▸ EXERCISE DESCRIPTION
Filter the entries for the string "Земли". Copy each line that has it.

▸ Element data from apps and pages
┏━━

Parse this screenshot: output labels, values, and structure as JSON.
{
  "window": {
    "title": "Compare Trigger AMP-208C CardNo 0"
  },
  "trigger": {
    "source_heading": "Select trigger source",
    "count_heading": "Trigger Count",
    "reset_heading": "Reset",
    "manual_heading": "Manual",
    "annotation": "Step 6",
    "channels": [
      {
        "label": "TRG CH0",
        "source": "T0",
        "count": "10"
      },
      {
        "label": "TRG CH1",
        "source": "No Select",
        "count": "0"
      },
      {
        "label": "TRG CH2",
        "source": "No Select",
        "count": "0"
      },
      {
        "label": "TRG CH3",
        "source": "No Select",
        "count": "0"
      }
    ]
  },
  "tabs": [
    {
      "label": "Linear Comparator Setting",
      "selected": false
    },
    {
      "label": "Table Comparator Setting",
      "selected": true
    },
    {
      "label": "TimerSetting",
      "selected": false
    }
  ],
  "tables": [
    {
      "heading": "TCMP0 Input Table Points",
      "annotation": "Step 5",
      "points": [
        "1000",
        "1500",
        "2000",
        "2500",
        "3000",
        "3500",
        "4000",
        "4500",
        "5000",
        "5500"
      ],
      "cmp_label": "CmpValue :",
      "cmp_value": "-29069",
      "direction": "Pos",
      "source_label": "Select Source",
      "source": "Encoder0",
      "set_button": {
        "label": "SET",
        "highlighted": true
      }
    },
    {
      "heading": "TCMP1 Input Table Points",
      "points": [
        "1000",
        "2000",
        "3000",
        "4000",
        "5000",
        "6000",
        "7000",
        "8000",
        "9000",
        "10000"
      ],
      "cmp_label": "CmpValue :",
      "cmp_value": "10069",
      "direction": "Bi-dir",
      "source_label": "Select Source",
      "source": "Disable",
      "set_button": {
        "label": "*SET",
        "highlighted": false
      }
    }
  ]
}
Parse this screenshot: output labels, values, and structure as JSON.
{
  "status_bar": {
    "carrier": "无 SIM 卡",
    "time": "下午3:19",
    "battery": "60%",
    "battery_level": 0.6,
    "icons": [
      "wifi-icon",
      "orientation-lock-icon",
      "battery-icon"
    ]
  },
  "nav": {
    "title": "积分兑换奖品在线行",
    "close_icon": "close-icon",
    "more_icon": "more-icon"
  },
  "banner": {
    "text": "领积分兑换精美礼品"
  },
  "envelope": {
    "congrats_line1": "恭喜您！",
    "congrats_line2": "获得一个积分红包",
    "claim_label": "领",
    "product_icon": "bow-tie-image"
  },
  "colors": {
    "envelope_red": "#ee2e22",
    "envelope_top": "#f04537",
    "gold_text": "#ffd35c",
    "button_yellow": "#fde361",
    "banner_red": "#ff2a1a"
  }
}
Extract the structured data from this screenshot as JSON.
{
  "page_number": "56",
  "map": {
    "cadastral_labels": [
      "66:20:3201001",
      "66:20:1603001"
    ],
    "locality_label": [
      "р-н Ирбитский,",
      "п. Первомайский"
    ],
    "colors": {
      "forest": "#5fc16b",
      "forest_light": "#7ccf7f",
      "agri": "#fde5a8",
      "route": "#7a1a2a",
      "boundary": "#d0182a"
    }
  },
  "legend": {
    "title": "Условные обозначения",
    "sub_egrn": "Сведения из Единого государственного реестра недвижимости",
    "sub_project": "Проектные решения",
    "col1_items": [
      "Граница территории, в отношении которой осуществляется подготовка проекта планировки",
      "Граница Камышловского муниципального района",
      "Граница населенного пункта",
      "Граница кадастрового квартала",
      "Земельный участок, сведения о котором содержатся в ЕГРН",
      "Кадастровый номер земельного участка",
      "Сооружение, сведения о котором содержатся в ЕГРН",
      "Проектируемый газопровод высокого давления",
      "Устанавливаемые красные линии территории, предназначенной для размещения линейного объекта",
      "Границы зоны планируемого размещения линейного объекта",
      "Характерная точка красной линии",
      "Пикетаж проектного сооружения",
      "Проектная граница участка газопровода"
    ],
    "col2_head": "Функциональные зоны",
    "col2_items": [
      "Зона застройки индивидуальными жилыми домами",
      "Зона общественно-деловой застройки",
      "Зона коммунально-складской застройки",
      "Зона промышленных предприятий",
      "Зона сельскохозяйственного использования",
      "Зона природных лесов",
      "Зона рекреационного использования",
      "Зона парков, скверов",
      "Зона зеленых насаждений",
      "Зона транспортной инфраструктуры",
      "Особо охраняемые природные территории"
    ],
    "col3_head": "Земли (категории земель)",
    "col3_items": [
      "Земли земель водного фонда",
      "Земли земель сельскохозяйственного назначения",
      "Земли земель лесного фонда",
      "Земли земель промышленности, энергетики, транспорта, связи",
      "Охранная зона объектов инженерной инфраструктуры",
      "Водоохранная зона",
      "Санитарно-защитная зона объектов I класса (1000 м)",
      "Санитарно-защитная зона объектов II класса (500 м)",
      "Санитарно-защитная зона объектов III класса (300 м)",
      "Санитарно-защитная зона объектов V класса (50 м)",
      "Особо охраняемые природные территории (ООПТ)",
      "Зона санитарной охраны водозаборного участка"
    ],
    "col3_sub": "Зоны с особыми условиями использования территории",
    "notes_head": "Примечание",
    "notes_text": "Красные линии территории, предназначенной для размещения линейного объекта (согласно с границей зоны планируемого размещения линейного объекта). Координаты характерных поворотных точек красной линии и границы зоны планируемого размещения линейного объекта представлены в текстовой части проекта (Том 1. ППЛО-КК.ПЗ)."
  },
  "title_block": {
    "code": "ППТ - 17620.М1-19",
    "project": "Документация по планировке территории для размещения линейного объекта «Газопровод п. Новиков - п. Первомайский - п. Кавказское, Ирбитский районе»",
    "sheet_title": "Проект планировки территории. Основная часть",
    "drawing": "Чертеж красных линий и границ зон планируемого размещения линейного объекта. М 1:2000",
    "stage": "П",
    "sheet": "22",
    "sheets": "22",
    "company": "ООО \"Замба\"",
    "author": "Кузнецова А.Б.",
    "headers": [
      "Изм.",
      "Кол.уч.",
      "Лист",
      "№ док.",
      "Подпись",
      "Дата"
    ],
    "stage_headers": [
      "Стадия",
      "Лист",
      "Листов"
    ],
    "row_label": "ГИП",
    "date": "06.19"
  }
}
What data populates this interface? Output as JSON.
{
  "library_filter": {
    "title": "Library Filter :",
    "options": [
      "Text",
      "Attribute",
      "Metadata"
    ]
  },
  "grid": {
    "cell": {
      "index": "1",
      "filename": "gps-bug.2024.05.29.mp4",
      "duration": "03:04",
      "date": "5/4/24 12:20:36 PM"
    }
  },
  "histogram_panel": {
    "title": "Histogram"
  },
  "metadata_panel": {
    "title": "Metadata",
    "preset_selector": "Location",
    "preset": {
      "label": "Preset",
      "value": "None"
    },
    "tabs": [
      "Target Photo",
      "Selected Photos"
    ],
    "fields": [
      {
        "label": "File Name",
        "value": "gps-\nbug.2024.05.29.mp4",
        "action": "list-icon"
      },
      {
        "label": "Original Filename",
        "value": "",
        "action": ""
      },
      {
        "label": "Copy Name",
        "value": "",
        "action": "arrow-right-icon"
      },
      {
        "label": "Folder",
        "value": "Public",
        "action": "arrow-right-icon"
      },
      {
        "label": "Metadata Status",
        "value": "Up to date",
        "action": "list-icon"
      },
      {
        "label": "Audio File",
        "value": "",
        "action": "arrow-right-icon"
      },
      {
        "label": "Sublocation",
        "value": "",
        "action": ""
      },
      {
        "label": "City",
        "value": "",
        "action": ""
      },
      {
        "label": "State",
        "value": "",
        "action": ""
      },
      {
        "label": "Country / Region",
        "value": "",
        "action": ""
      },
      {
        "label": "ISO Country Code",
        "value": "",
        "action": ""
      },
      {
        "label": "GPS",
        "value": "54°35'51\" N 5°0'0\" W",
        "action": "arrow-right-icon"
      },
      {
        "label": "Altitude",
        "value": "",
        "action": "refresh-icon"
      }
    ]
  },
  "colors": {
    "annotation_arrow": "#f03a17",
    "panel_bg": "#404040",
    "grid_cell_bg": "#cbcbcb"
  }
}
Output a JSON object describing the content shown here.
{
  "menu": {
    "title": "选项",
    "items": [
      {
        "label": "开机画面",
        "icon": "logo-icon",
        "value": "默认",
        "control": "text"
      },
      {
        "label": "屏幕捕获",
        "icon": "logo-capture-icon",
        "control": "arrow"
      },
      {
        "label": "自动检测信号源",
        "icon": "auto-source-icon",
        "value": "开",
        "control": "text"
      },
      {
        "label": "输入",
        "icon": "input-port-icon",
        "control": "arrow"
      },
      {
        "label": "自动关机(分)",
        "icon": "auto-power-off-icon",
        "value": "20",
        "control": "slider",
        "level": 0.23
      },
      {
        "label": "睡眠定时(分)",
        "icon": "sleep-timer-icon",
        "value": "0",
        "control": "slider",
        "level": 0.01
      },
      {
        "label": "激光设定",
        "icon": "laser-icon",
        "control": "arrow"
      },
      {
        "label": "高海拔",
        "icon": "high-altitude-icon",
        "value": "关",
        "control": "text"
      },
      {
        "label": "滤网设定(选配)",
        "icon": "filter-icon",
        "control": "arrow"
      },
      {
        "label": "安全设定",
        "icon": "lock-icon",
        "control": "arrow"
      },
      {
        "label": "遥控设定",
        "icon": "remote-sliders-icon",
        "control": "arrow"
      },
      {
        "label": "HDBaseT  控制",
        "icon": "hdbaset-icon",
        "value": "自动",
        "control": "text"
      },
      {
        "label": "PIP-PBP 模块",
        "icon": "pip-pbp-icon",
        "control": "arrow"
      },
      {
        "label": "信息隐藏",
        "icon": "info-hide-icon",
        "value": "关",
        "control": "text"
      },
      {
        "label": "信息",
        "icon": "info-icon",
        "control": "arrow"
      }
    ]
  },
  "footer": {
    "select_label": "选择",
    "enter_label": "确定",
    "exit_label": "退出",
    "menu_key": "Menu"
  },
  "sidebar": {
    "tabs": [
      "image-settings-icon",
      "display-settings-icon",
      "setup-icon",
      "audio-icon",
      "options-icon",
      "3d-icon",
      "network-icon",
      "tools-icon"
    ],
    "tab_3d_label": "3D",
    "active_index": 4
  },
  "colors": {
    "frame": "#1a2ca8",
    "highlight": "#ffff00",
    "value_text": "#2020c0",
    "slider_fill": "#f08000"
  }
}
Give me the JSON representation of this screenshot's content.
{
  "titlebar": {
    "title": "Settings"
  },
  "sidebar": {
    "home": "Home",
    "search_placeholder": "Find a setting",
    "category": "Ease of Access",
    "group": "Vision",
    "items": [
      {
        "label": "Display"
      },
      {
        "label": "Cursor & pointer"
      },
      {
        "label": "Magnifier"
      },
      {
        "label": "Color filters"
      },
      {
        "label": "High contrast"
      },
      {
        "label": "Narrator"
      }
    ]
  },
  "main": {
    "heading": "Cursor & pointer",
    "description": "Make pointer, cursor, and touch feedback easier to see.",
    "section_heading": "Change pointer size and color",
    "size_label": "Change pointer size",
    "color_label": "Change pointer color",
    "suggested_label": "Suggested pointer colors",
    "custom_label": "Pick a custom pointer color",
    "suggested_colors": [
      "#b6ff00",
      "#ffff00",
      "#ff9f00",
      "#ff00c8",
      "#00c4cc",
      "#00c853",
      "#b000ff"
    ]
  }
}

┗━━

▸ ANSWER TO THE PROBLEM
    "col3_head": "Земли (категории земель)",
      "Земли земель водного фонда",
      "Земли земель сельскохозяйственного назначения",
      "Земли земель лесного фонда",
      "Земли земель промышленности, энергетики, транспорта, связи",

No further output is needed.